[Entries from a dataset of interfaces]

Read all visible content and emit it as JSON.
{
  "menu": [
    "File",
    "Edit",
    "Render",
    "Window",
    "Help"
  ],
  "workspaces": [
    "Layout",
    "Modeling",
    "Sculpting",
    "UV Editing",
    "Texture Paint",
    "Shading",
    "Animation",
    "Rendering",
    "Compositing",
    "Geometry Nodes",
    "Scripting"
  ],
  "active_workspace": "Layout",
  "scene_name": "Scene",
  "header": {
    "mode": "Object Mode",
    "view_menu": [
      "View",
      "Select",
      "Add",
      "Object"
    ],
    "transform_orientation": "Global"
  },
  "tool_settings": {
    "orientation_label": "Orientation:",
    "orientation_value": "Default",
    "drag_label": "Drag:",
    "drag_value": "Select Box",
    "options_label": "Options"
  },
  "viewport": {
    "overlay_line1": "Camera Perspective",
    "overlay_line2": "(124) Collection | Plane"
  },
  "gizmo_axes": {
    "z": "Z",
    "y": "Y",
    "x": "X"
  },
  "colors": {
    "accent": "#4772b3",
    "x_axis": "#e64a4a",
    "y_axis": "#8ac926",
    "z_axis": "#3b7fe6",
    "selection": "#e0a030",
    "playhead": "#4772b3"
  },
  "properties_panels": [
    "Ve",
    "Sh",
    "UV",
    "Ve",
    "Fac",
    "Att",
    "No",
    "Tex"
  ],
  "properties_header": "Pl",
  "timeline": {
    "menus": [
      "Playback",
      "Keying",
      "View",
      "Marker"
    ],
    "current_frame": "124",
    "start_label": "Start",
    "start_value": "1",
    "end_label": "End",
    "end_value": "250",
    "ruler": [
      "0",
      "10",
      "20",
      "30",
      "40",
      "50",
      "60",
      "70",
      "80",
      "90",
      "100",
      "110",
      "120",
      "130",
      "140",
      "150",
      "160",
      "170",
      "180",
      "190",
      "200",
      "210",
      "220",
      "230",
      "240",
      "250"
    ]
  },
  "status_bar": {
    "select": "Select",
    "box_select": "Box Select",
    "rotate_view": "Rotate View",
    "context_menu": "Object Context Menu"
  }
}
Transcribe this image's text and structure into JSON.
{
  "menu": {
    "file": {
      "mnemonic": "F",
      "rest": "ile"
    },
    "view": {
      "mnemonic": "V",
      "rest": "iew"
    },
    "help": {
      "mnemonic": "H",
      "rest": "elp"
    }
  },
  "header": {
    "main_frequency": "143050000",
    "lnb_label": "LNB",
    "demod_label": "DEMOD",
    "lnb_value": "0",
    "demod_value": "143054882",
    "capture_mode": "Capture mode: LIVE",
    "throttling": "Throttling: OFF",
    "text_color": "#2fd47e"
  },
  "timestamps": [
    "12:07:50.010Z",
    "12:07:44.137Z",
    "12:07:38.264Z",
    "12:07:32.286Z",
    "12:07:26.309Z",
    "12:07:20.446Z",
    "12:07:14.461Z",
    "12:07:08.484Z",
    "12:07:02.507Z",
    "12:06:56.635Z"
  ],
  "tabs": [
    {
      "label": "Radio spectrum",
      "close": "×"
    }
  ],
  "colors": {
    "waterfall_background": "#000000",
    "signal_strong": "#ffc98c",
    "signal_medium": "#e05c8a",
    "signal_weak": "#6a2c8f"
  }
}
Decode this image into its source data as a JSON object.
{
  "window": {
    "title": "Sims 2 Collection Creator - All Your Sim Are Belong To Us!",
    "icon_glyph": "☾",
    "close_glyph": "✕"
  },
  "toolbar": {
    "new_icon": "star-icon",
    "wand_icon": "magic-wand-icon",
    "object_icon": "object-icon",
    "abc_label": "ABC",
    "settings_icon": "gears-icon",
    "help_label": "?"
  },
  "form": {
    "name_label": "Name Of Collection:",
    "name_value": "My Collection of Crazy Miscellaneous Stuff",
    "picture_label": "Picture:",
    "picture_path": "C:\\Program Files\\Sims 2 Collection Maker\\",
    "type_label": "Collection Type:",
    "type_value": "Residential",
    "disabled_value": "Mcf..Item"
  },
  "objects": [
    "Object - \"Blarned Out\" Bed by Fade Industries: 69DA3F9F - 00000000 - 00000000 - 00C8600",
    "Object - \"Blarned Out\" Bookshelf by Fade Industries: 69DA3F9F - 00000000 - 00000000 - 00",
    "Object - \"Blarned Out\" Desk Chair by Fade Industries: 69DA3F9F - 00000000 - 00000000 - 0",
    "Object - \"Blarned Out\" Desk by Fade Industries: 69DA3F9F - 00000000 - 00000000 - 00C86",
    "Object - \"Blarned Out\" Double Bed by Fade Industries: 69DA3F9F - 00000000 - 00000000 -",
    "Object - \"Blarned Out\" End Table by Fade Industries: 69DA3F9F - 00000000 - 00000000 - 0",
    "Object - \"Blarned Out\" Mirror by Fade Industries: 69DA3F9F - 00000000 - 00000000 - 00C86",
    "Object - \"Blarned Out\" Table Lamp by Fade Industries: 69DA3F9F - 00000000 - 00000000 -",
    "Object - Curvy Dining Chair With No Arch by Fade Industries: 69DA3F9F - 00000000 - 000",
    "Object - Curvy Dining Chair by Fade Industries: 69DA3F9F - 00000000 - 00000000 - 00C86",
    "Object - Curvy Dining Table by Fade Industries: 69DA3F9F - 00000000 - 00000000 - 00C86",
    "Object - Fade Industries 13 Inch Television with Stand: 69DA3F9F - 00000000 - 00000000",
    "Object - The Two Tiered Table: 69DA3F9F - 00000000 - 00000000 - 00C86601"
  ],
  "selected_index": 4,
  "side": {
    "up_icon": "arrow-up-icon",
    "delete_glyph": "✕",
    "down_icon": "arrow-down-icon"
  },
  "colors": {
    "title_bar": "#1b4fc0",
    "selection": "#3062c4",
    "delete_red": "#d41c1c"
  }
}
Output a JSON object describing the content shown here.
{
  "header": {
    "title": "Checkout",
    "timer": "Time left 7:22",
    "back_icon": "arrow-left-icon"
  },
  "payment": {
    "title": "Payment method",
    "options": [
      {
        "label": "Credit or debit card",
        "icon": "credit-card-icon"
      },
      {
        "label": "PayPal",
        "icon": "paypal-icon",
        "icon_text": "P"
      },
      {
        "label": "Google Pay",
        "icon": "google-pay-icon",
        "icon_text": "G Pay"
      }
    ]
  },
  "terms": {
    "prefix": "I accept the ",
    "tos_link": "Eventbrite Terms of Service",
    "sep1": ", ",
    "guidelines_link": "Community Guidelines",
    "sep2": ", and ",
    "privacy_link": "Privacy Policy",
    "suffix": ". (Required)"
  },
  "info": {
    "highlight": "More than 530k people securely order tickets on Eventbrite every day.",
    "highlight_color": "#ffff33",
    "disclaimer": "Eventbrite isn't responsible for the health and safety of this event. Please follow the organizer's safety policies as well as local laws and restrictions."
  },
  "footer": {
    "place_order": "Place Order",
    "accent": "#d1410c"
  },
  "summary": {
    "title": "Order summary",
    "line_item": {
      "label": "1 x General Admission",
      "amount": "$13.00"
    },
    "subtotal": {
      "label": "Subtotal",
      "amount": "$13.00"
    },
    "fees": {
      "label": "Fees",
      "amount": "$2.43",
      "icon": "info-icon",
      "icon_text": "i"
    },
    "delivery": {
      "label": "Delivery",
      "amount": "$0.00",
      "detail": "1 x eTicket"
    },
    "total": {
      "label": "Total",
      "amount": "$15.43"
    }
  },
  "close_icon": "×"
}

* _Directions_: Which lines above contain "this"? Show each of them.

* _Exercise output_:
Transcribe this image's text and structure into JSON.
Decode this image into its source data as a JSON object.
    "disclaimer": "Eventbrite isn't responsible for the health and safety of this event. Please follow the organizer's safety policies as well as local laws and restrictions."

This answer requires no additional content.